*** TASK INPUTS Section Begins ***
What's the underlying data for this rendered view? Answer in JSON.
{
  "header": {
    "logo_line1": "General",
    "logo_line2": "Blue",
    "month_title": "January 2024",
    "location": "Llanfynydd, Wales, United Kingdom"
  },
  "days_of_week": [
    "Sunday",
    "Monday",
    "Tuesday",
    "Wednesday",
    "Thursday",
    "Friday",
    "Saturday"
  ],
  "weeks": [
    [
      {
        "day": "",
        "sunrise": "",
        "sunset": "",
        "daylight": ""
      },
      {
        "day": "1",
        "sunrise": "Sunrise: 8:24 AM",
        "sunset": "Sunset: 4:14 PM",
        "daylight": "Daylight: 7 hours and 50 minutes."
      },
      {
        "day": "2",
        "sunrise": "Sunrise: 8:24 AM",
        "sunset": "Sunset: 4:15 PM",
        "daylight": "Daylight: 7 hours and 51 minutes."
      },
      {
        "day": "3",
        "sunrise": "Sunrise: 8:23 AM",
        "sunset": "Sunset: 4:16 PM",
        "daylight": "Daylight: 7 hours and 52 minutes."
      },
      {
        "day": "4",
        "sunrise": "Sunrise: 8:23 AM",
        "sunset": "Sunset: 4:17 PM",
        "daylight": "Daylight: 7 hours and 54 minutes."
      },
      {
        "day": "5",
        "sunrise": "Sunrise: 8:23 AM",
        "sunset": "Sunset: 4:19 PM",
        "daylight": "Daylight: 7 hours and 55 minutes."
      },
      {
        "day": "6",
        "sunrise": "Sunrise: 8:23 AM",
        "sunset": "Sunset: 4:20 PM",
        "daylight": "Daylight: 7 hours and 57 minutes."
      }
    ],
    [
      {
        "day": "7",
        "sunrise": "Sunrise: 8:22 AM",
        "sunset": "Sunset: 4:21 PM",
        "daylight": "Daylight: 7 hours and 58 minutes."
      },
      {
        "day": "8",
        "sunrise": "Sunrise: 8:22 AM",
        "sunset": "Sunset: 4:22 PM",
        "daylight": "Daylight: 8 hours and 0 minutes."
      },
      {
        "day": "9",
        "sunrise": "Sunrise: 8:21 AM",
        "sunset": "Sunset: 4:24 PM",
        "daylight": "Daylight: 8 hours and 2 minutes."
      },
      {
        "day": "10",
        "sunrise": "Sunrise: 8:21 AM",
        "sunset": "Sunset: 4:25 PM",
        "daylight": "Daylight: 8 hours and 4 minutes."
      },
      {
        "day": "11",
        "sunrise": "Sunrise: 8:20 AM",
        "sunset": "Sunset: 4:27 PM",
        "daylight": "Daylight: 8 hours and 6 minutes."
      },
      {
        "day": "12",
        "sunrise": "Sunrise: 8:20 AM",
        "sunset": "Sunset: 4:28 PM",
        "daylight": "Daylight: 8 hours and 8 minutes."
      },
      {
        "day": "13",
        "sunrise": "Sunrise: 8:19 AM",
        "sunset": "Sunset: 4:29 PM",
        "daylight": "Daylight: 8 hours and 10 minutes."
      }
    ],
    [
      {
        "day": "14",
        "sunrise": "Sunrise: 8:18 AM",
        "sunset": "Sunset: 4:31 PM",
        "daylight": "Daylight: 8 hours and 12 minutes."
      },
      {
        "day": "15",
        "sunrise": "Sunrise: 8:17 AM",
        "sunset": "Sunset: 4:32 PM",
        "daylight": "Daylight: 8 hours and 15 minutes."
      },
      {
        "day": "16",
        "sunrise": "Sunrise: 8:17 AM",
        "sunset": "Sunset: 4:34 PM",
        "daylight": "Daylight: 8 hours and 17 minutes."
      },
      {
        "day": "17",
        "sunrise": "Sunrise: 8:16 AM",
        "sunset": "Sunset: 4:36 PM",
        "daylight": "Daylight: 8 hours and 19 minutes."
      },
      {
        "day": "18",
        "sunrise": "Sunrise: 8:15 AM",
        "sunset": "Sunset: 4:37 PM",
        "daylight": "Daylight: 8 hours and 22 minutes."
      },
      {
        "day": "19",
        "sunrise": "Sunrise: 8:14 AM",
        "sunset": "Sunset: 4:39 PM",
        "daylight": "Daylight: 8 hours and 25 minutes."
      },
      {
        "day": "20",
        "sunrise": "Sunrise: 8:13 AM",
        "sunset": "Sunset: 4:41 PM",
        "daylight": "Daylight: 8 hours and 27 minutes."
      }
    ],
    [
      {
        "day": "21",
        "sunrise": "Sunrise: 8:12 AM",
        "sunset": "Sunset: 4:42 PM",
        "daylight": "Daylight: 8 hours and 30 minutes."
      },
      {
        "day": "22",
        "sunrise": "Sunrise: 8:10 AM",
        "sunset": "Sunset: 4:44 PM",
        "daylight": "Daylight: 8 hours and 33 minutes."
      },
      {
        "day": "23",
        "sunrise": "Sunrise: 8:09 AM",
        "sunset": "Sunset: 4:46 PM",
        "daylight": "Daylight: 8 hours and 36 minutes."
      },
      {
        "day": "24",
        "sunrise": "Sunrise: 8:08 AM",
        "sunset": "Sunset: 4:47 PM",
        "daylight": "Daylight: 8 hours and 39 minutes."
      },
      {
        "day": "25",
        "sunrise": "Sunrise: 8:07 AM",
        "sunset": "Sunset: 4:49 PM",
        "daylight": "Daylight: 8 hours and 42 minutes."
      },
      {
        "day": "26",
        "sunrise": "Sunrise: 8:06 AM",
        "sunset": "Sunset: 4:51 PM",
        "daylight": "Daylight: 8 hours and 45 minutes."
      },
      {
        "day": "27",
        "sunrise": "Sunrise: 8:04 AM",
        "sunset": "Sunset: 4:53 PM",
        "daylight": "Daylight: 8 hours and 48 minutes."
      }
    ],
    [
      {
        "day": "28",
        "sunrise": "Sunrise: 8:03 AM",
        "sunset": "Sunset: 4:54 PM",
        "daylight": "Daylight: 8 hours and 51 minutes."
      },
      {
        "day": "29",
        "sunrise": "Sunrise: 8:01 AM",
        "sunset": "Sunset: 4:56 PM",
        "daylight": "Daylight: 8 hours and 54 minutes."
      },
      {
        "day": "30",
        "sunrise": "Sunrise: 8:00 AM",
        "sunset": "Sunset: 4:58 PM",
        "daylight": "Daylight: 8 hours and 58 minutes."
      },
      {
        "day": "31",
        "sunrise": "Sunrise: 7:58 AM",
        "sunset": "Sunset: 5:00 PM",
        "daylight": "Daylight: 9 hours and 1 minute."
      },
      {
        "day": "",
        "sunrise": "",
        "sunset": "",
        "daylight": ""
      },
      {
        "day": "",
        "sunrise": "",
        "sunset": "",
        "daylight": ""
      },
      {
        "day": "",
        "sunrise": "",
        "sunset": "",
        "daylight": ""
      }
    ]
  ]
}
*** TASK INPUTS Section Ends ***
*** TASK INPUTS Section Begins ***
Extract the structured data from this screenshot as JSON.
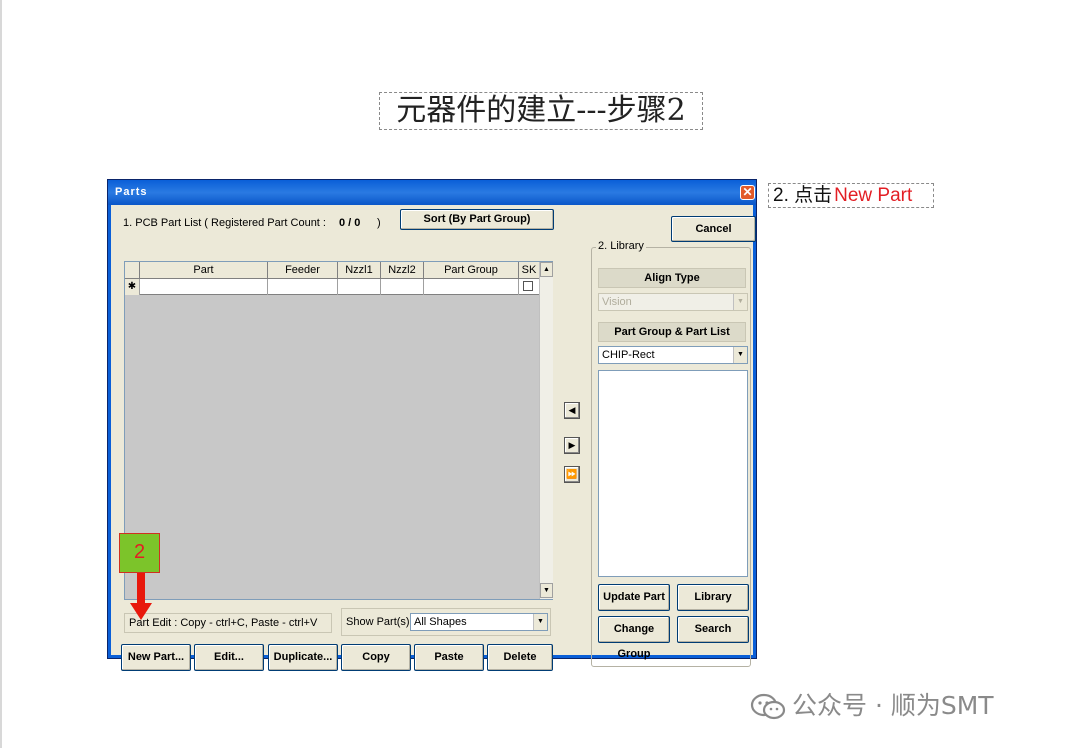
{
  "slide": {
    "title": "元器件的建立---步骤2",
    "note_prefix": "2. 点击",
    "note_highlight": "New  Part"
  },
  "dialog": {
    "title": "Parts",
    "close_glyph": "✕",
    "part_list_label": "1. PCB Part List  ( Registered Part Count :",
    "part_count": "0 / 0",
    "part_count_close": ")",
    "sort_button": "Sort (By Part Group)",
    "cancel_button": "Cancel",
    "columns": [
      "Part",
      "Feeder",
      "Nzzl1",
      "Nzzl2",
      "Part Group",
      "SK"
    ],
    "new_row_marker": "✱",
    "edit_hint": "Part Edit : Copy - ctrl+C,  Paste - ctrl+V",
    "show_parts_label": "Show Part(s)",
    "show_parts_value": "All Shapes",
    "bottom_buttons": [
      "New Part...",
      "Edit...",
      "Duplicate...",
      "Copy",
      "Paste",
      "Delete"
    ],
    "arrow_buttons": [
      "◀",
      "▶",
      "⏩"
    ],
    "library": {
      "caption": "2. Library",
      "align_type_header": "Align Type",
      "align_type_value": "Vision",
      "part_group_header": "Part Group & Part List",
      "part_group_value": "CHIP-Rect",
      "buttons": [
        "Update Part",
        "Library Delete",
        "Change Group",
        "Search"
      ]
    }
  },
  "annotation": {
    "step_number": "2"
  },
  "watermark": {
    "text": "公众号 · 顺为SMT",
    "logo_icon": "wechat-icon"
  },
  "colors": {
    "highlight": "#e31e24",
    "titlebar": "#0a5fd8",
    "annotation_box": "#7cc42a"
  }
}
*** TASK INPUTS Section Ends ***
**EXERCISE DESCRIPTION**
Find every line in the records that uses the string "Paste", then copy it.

**YOUR RESPONSE**
    "edit_hint": "Part Edit : Copy - ctrl+C,  Paste - ctrl+V",
      "Paste",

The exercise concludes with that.